Exercise objective ▸
In the material below, which lines hold the word "Split"? Pick each one out.

[[ Information shown open ]]

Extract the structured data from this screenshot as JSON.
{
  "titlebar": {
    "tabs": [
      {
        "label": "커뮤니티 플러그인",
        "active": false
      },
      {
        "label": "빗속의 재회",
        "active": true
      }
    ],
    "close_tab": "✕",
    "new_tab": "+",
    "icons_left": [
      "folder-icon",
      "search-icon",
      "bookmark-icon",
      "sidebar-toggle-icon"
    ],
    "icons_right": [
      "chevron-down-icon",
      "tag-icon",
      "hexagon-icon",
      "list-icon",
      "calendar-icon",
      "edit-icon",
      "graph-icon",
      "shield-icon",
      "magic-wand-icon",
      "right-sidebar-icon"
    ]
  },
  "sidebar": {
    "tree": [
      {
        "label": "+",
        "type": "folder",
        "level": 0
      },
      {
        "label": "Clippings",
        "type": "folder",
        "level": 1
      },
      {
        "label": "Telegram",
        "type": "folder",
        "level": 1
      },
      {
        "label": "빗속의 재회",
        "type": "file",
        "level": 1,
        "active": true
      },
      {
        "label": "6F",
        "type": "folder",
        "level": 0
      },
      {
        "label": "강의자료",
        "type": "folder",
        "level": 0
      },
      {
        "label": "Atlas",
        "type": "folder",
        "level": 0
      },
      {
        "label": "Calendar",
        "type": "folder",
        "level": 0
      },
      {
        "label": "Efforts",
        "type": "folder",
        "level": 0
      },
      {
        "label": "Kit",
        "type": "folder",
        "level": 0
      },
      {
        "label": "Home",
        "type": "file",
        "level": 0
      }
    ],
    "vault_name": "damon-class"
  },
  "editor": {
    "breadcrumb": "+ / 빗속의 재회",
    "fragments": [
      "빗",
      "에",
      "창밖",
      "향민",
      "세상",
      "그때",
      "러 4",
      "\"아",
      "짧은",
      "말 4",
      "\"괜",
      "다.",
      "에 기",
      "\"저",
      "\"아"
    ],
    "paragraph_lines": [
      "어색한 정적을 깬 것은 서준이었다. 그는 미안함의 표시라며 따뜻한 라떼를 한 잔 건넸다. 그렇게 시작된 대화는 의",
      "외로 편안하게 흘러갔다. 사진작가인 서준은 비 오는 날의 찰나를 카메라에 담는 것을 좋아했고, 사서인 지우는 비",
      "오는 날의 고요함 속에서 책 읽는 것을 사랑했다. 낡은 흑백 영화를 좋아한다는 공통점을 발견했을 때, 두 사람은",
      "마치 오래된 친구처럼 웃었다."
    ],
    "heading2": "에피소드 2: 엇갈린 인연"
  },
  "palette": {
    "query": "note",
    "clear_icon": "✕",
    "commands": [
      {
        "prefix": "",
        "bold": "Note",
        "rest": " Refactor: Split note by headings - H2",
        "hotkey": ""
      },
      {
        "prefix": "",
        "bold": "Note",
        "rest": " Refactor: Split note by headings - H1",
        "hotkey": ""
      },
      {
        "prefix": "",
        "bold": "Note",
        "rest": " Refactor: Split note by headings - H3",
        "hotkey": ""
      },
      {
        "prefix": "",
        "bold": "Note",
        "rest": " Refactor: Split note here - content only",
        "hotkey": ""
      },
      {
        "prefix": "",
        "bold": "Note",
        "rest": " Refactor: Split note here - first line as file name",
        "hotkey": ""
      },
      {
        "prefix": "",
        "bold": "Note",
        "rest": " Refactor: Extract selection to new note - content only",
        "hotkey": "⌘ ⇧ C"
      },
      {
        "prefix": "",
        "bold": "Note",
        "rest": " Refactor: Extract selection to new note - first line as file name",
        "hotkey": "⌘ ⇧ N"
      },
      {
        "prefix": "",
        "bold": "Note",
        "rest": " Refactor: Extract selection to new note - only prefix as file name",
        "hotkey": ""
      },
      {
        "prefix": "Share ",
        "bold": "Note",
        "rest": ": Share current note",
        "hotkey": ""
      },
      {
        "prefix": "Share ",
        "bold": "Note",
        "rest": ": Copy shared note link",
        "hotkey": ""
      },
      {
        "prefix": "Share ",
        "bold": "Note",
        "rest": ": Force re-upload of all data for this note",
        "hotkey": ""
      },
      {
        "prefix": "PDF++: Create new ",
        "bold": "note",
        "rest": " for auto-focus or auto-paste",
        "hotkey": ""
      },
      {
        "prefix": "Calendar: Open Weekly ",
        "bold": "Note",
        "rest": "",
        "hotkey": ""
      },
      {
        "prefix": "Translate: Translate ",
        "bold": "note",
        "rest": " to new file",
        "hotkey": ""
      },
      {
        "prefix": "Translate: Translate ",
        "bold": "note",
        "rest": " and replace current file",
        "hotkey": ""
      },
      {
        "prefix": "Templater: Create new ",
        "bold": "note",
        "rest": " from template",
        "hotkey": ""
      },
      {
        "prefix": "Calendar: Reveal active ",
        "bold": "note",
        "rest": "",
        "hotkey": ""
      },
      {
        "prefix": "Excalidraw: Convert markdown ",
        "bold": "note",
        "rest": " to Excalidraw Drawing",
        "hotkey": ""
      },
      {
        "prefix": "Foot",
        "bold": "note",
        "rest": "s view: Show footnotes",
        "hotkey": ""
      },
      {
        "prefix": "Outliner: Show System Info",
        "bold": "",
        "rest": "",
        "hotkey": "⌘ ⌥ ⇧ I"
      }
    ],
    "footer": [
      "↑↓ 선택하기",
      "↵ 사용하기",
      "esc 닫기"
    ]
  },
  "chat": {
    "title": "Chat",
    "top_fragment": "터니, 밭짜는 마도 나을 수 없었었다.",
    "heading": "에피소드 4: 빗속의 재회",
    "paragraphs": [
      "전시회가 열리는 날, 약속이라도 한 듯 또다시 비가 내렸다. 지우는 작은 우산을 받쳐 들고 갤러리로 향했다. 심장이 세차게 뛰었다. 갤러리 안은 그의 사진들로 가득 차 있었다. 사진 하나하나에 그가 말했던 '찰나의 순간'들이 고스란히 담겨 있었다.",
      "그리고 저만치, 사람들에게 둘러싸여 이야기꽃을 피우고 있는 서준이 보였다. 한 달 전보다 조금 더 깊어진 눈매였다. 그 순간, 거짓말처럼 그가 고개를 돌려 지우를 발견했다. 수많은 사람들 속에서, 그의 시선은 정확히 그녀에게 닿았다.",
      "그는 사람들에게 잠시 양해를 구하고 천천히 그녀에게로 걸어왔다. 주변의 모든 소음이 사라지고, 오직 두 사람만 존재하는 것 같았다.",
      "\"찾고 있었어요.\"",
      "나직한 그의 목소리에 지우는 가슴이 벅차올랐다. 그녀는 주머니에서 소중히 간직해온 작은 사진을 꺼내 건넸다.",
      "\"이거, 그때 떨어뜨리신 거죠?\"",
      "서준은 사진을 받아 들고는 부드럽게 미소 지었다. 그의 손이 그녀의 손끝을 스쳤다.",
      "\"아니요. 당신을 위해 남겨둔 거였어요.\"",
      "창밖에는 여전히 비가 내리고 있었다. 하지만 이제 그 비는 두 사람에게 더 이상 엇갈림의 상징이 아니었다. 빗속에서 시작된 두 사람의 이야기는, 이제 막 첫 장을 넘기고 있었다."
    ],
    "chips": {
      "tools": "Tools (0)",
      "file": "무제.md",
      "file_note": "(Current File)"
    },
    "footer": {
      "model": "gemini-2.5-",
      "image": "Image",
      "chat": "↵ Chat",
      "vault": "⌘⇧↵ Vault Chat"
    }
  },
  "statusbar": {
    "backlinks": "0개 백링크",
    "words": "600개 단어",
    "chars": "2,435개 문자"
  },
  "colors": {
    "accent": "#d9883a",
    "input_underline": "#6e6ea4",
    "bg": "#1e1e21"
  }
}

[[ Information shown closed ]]

Written answer ▸
        "rest": " Refactor: Split note by headings - H2",
        "rest": " Refactor: Split note by headings - H1",
        "rest": " Refactor: Split note by headings - H3",
        "rest": " Refactor: Split note here - content only",
        "rest": " Refactor: Split note here - first line as file name",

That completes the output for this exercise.